Lily, as you note, starts out to find out about her mother, but her journey results in self-knowledge. There are many reasons this happens.
First, Lily's journey ends in a place where her mother has been known and loved, as an adult and also as a child. This gives Lily knowledge about her mother that she would otherwise never have had. Since we are all part of our parents, in a figurative and literal sense, our knowing and understanding of them is an important part of our knowledge and understanding of ourselves. August and her sisters are able to fill in the blanks for Lily, about her mother as a child and what happened to her mother when she left T-Ray. This more complete picture of Deborah helps Lily to see her mother as a human being with her own needs and frailties, which is important because part of growing up is being able to see our parents as individuals, not just as our parents. This also helps Lily to accept what happened to her mother and allows her to gain some acceptance of herself. Now that she understands what led up to the day her mother died, she is able to forgive herself.
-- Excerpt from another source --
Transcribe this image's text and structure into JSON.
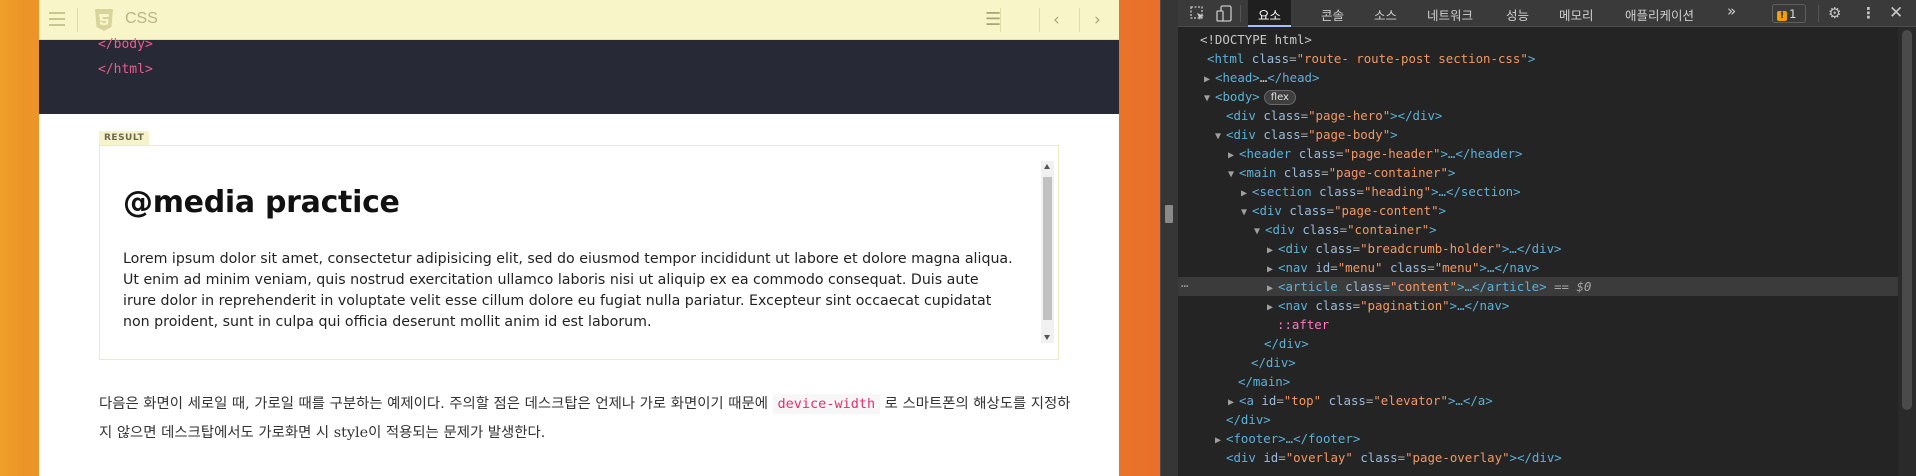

Second, Lily's journey exposes her to a different place, different people, different experiences, and different ideas. This allows her to examine her own ideas and feelings with a new perspective. She learns about community, from the Boatwrights, the bees, and the Daughters of Mary. She learns about the grace and beauty of hard work. She learns that people have problems and flaws, but they can manage to love one another, as she sees how May, with all her difficulties, is loved and accepted by her sisters, and how June, who is a very prickly sort of woman, is loved and accepted. This allows her to accept her mother and to accept herself. She gains insight into her previous ideas about race, which allows her to grow into a person without prejudice. She also gains some insight into T-Ray, and this is important because Lily really needs that in order to move on, to not be crippled by a hatred of him. She falls in love, which is an important part of growing, and in this case, also helps her to grow as a human being without prejudices. She is exposed, for what appears to be the first time, to spirituality, in the form of Black Mary, which helps her to understand that there is a power larger than she, which also helps her to gain acceptance of herself and others.
The Secret Life of Bees is a fine example of the literary tradition of the "quest." Lily begins with a great deal of neediness, guilt, resentment, and heedless prejudice, and by the end of the book, she has gained an understanding of herself and the world around her that will allow her to continue to grow and thrive. I do wish Sue Monk Kidd would write a sequel because I think we would all love to know what happens to Lily now.